But sometimes you don’t have the luxury of installing your own software. Sometimes you don’t even have the luxury of editing a file on your PC and FTPing it to the server. You have to edit the file right there, and you have to work with the tools at hand. Such has been my recent situation at work. Technically, I’ve been developing in a production environment (instead of a dedicated development environment, for shame), and since I’m not allowed to know the production passwords, someone else has to log me in. Ergo FTP is out of the question. The C compilers on these machines are either crippled or non-existent (i.e., the customer won’t pay the UNIX vendor to install a full compiler and the SAs are too lazy/clueless/difficult to install a free compiler), so installing my own software is moot.
So here I am, learning vi.

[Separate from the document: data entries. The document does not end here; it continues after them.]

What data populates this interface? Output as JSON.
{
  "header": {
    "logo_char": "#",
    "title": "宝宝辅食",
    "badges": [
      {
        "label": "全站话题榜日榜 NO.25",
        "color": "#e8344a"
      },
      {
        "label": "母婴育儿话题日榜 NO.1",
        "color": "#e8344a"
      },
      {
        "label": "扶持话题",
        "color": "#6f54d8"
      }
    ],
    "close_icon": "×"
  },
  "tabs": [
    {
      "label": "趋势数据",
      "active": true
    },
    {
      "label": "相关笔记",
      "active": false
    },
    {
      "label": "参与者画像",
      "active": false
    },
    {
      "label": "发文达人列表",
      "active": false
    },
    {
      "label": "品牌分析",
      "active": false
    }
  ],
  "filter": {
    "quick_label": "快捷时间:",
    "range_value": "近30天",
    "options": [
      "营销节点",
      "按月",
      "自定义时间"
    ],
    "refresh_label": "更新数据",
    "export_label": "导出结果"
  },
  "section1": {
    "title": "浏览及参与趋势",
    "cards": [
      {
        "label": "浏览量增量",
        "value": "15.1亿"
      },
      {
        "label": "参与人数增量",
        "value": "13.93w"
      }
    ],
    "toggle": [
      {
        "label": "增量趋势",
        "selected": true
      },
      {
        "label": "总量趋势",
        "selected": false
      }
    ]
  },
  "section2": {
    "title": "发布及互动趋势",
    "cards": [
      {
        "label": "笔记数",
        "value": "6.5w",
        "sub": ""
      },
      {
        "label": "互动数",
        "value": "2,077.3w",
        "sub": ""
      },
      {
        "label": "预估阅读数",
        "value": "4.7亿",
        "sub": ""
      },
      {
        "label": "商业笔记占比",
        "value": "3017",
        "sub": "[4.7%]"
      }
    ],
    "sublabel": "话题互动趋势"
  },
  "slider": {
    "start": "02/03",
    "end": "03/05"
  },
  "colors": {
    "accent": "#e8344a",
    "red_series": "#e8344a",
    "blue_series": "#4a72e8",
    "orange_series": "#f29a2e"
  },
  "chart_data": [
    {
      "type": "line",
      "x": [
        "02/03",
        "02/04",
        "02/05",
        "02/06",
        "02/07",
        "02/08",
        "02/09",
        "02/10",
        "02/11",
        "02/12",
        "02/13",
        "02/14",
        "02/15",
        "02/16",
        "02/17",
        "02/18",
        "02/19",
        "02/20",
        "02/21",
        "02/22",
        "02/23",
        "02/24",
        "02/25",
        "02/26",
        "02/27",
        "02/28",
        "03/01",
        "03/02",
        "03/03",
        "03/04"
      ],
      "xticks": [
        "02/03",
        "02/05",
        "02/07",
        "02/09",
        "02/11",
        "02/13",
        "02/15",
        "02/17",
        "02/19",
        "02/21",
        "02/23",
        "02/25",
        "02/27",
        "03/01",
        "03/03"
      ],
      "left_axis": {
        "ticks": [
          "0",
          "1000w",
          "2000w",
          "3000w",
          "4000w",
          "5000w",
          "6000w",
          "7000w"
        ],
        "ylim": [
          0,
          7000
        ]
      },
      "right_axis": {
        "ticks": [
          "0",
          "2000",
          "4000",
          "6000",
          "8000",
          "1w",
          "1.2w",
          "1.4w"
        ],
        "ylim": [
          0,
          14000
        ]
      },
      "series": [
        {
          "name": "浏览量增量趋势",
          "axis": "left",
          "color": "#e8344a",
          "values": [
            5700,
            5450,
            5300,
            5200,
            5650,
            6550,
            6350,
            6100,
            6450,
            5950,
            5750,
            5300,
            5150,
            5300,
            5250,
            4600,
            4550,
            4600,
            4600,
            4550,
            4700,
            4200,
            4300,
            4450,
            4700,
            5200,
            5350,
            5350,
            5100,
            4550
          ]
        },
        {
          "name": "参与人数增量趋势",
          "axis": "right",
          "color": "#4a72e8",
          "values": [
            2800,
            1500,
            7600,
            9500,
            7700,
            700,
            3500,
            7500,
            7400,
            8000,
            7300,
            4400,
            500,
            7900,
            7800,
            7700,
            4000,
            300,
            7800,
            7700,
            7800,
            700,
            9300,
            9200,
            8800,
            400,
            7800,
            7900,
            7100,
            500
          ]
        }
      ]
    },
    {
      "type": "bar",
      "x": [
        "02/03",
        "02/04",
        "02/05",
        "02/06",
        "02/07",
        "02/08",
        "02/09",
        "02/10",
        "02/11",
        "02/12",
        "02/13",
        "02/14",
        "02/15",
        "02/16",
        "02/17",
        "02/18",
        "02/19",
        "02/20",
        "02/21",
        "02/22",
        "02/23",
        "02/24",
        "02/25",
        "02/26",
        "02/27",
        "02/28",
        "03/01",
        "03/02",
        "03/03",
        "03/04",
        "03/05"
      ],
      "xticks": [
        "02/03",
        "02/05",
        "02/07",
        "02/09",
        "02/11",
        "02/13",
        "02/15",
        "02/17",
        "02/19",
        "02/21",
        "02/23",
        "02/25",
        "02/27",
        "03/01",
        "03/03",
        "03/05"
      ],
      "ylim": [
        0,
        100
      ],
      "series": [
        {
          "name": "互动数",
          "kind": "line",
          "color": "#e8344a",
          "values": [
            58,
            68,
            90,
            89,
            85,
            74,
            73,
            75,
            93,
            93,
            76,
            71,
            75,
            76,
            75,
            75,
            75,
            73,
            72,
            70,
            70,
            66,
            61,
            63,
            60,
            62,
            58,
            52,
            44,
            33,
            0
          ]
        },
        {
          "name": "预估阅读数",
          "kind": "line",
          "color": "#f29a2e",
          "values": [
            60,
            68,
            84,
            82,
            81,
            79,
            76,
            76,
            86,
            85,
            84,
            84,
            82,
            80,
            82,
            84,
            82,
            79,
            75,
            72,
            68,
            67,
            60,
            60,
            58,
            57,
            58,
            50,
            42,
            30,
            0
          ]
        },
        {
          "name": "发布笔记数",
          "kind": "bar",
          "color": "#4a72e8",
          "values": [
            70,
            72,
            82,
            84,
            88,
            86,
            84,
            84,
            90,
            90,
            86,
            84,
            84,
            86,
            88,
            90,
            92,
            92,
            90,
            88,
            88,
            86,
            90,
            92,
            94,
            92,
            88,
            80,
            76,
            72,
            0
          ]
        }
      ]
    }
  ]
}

I, of course, know the legends of vi. It’s cryptic commands, it’s arcane interface, the eternal holy war with Emacs… I’m certainly geek enough to keep up with all that. I’ve just never sat down and actually learned how to use the darn thing. Fortunately I have a very handy book and a wife who happens to know more about vi than I do. I’ve become fairly competent with it, to the point of actually looking up commands in the aforementioned book just to make things easier (like using “D” to delete the rest of a line instead of repeatedly using “x”). And it’s become so much of a habit that I’ve caught myself automatically typing “vi filename” on Demeter (my main Linux box) instead of “pico filename.” It’s only when vim starts showing things in all different sorts of colors that I realize what I’ve done.
Perhaps some of the more technically inclined out there may think less of me for admitting this. (If you do, get over it; half of this has been a joke anyway. And if you’re an Emacs fan, I’ve been just as afraid of it as I’ve been of vi.) But the soul-searching and growth has been liberating. Maybe now I’ll be motivated to learn something else, like sed or awk.

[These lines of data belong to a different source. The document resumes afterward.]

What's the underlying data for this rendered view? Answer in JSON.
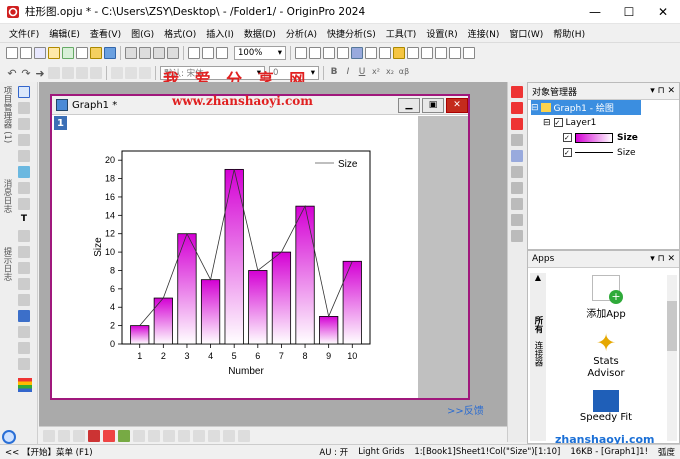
{
  "window": {
    "title": "柱形图.opju * - C:\\Users\\ZSY\\Desktop\\ - /Folder1/ - OriginPro 2024",
    "min": "—",
    "max": "☐",
    "close": "✕"
  },
  "menu": [
    "文件(F)",
    "编辑(E)",
    "查看(V)",
    "图(G)",
    "格式(O)",
    "插入(I)",
    "数据(D)",
    "分析(A)",
    "快捷分析(S)",
    "工具(T)",
    "设置(R)",
    "连接(N)",
    "窗口(W)",
    "帮助(H)"
  ],
  "toolbar": {
    "zoom": "100%",
    "font_placeholder": "默认: 宋体",
    "font_size": "0"
  },
  "watermarks": {
    "cn": "我 爱 分 享 网",
    "url": "www.zhanshaoyi.com",
    "corner": "zhanshaoyi.com"
  },
  "left_tabs": [
    "项目管理器 (1)",
    "消息日志",
    "提示日志"
  ],
  "graph": {
    "title": "Graph1 *",
    "layer_badge": "1"
  },
  "chart_data": {
    "type": "bar",
    "categories": [
      1,
      2,
      3,
      4,
      5,
      6,
      7,
      8,
      9,
      10
    ],
    "values": [
      2,
      5,
      12,
      7,
      19,
      8,
      10,
      15,
      3,
      9
    ],
    "xlabel": "Number",
    "ylabel": "Size",
    "ylim": [
      0,
      21
    ],
    "yticks": [
      0,
      2,
      4,
      6,
      8,
      10,
      12,
      14,
      16,
      18,
      20
    ],
    "legend": {
      "label": "Size",
      "placement": "top-right"
    },
    "overlay_line": true,
    "bar_gradient": [
      "#d400d4",
      "#ffffff"
    ]
  },
  "object_manager": {
    "title": "对象管理器",
    "root": "Graph1 - 绘图",
    "layer": "Layer1",
    "items": [
      "Size",
      "Size"
    ]
  },
  "apps": {
    "title": "Apps",
    "tabs": [
      "所有",
      "连接器"
    ],
    "items": [
      "添加App",
      "Stats Advisor",
      "Speedy Fit"
    ]
  },
  "statusbar": {
    "start": "<<  【开始】菜单 (F1)",
    "au": "AU : 开",
    "grids": "Light Grids",
    "cell": "1:[Book1]Sheet1!Col(\"Size\")[1:10]",
    "size": "16KB - [Graph1]1!",
    "angle": "弧度"
  },
  "relink": ">>反馈"
}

Nah. I already know Perl. What’s the point? 😉
Well, for all of you who have been paying attention (both of you… meaning my two eyeballs), I’ve made another change. This time, I’ve moved the blog from the gpf-comics.net domain (which serves the GPF Store) to jeffdarlington.com. The blog itself hasn’t moved; it’s still on the same physical machine in the same ol’ directory. I just thought I should eventually register a domain with my own name (something I’ve thought about doing for a while now, but never got around to it), and I needed somewhere for it to point to. So here it is. It took a while to get all the virtual hosting stuff to work, but between this and some work I’m doing in my day job, I can safely say I now know a lot more about the configuration and maintenance of Apache than I used to.
Of course, all this tweaking meant that I would have to eventually rebuild the MT files, which of course meant I would end up with another blank front page. Thus, another pointless entry to make sure the front page isn’t blank. 😉 However, I am considering on making this a more active blog and a more regular part of my life. So maybe you can expect this site to update more frequently than once ever two or three months. 😀